ACTIVITY:
Only the lines running from the line with "What's the underlying" to the end of the records below belong in the answer, each copied exactly.

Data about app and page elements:

☆ ☆ ☆

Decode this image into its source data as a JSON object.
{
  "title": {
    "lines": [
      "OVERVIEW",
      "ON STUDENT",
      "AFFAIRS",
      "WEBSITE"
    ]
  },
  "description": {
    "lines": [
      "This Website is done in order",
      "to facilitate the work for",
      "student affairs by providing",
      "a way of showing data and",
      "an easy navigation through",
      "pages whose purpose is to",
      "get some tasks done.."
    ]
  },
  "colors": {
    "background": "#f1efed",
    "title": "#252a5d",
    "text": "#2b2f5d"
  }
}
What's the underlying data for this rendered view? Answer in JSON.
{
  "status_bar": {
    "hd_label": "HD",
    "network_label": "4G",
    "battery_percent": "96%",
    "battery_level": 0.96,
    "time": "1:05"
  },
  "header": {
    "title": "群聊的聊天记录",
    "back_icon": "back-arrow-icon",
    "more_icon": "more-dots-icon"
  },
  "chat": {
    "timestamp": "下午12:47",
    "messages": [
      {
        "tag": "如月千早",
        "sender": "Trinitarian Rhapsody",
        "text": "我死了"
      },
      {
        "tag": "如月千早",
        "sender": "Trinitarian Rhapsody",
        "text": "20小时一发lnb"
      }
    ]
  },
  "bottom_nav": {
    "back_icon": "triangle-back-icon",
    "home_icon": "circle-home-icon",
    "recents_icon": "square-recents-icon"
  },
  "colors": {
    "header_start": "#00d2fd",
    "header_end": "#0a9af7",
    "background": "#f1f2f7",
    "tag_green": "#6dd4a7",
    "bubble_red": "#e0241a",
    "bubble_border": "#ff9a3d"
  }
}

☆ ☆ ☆

OUTPUT FOR THIS EXERCISE:
What's the underlying data for this rendered view? Answer in JSON.
{
  "status_bar": {
    "hd_label": "HD",
    "network_label": "4G",
    "battery_percent": "96%",
    "battery_level": 0.96,
    "time": "1:05"
  },
  "header": {
    "title": "群聊的聊天记录",
    "back_icon": "back-arrow-icon",
    "more_icon": "more-dots-icon"
  },
  "chat": {
    "timestamp": "下午12:47",
    "messages": [
      {
        "tag": "如月千早",
        "sender": "Trinitarian Rhapsody",
        "text": "我死了"
      },
      {
        "tag": "如月千早",
        "sender": "Trinitarian Rhapsody",
        "text": "20小时一发lnb"
      }
    ]
  },
  "bottom_nav": {
    "back_icon": "triangle-back-icon",
    "home_icon": "circle-home-icon",
    "recents_icon": "square-recents-icon"
  },
  "colors": {
    "header_start": "#00d2fd",
    "header_end": "#0a9af7",
    "background": "#f1f2f7",
    "tag_green": "#6dd4a7",
    "bubble_red": "#e0241a",
    "bubble_border": "#ff9a3d"
  }
}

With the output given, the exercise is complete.